[Data records for software interfaces]
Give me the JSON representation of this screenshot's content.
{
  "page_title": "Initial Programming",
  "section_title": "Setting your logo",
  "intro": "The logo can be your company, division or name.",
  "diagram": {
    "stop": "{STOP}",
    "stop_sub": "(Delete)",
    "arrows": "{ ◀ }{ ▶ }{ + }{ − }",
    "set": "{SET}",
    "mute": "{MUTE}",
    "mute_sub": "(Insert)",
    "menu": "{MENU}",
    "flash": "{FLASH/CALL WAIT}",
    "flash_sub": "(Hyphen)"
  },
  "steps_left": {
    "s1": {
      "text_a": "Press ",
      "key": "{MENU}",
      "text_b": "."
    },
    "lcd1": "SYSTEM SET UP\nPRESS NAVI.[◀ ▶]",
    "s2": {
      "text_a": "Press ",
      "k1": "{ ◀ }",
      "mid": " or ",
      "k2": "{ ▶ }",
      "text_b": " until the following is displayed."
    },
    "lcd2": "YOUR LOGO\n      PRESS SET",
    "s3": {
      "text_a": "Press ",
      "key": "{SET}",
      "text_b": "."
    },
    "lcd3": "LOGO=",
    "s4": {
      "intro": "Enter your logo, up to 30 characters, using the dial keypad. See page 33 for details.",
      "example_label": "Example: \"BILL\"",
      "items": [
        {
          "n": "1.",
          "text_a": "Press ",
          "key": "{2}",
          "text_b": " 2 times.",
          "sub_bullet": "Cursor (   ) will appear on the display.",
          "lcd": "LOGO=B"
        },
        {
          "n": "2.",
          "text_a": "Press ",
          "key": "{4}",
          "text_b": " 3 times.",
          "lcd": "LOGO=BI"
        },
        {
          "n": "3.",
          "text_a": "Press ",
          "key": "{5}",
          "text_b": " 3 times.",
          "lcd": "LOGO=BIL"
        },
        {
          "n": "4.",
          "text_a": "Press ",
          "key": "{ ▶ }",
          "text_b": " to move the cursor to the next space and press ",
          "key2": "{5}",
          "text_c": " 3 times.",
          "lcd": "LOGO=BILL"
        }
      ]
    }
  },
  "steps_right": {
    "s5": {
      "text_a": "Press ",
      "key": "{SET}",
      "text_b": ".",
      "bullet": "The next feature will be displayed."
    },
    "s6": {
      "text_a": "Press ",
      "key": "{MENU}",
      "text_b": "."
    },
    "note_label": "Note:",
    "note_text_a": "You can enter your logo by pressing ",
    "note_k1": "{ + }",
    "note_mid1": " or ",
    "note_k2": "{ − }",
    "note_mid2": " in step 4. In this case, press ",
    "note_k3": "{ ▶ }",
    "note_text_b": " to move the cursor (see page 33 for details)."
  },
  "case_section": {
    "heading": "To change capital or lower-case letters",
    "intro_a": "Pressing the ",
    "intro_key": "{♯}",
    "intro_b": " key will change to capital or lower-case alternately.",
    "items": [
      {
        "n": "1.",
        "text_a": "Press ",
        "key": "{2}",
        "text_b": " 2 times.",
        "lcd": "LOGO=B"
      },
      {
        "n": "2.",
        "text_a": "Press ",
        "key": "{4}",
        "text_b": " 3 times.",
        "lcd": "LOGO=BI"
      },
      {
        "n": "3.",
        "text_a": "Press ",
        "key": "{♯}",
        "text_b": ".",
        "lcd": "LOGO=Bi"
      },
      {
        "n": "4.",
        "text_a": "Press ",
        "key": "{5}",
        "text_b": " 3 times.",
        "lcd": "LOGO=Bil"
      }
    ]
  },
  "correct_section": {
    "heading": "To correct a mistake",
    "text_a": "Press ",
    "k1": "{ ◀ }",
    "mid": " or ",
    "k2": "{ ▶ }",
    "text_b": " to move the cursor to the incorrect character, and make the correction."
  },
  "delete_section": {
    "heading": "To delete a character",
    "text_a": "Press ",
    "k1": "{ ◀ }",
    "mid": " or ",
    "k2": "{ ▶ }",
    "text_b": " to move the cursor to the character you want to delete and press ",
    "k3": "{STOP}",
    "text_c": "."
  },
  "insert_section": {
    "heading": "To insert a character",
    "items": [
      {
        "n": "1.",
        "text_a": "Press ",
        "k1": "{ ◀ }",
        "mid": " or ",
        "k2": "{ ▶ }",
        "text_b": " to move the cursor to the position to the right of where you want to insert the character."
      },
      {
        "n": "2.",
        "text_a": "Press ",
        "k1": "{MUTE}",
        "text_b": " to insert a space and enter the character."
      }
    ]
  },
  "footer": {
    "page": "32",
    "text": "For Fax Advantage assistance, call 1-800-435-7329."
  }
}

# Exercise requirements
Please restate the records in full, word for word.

# Task output
Give me the JSON representation of this screenshot's content.
{
  "page_title": "Initial Programming",
  "section_title": "Setting your logo",
  "intro": "The logo can be your company, division or name.",
  "diagram": {
    "stop": "{STOP}",
    "stop_sub": "(Delete)",
    "arrows": "{ ◀ }{ ▶ }{ + }{ − }",
    "set": "{SET}",
    "mute": "{MUTE}",
    "mute_sub": "(Insert)",
    "menu": "{MENU}",
    "flash": "{FLASH/CALL WAIT}",
    "flash_sub": "(Hyphen)"
  },
  "steps_left": {
    "s1": {
      "text_a": "Press ",
      "key": "{MENU}",
      "text_b": "."
    },
    "lcd1": "SYSTEM SET UP\nPRESS NAVI.[◀ ▶]",
    "s2": {
      "text_a": "Press ",
      "k1": "{ ◀ }",
      "mid": " or ",
      "k2": "{ ▶ }",
      "text_b": " until the following is displayed."
    },
    "lcd2": "YOUR LOGO\n      PRESS SET",
    "s3": {
      "text_a": "Press ",
      "key": "{SET}",
      "text_b": "."
    },
    "lcd3": "LOGO=",
    "s4": {
      "intro": "Enter your logo, up to 30 characters, using the dial keypad. See page 33 for details.",
      "example_label": "Example: \"BILL\"",
      "items": [
        {
          "n": "1.",
          "text_a": "Press ",
          "key": "{2}",
          "text_b": " 2 times.",
          "sub_bullet": "Cursor (   ) will appear on the display.",
          "lcd": "LOGO=B"
        },
        {
          "n": "2.",
          "text_a": "Press ",
          "key": "{4}",
          "text_b": " 3 times.",
          "lcd": "LOGO=BI"
        },
        {
          "n": "3.",
          "text_a": "Press ",
          "key": "{5}",
          "text_b": " 3 times.",
          "lcd": "LOGO=BIL"
        },
        {
          "n": "4.",
          "text_a": "Press ",
          "key": "{ ▶ }",
          "text_b": " to move the cursor to the next space and press ",
          "key2": "{5}",
          "text_c": " 3 times.",
          "lcd": "LOGO=BILL"
        }
      ]
    }
  },
  "steps_right": {
    "s5": {
      "text_a": "Press ",
      "key": "{SET}",
      "text_b": ".",
      "bullet": "The next feature will be displayed."
    },
    "s6": {
      "text_a": "Press ",
      "key": "{MENU}",
      "text_b": "."
    },
    "note_label": "Note:",
    "note_text_a": "You can enter your logo by pressing ",
    "note_k1": "{ + }",
    "note_mid1": " or ",
    "note_k2": "{ − }",
    "note_mid2": " in step 4. In this case, press ",
    "note_k3": "{ ▶ }",
    "note_text_b": " to move the cursor (see page 33 for details)."
  },
  "case_section": {
    "heading": "To change capital or lower-case letters",
    "intro_a": "Pressing the ",
    "intro_key": "{♯}",
    "intro_b": " key will change to capital or lower-case alternately.",
    "items": [
      {
        "n": "1.",
        "text_a": "Press ",
        "key": "{2}",
        "text_b": " 2 times.",
        "lcd": "LOGO=B"
      },
      {
        "n": "2.",
        "text_a": "Press ",
        "key": "{4}",
        "text_b": " 3 times.",
        "lcd": "LOGO=BI"
      },
      {
        "n": "3.",
        "text_a": "Press ",
        "key": "{♯}",
        "text_b": ".",
        "lcd": "LOGO=Bi"
      },
      {
        "n": "4.",
        "text_a": "Press ",
        "key": "{5}",
        "text_b": " 3 times.",
        "lcd": "LOGO=Bil"
      }
    ]
  },
  "correct_section": {
    "heading": "To correct a mistake",
    "text_a": "Press ",
    "k1": "{ ◀ }",
    "mid": " or ",
    "k2": "{ ▶ }",
    "text_b": " to move the cursor to the incorrect character, and make the correction."
  },
  "delete_section": {
    "heading": "To delete a character",
    "text_a": "Press ",
    "k1": "{ ◀ }",
    "mid": " or ",
    "k2": "{ ▶ }",
    "text_b": " to move the cursor to the character you want to delete and press ",
    "k3": "{STOP}",
    "text_c": "."
  },
  "insert_section": {
    "heading": "To insert a character",
    "items": [
      {
        "n": "1.",
        "text_a": "Press ",
        "k1": "{ ◀ }",
        "mid": " or ",
        "k2": "{ ▶ }",
        "text_b": " to move the cursor to the position to the right of where you want to insert the character."
      },
      {
        "n": "2.",
        "text_a": "Press ",
        "k1": "{MUTE}",
        "text_b": " to insert a space and enter the character."
      }
    ]
  },
  "footer": {
    "page": "32",
    "text": "For Fax Advantage assistance, call 1-800-435-7329."
  }
}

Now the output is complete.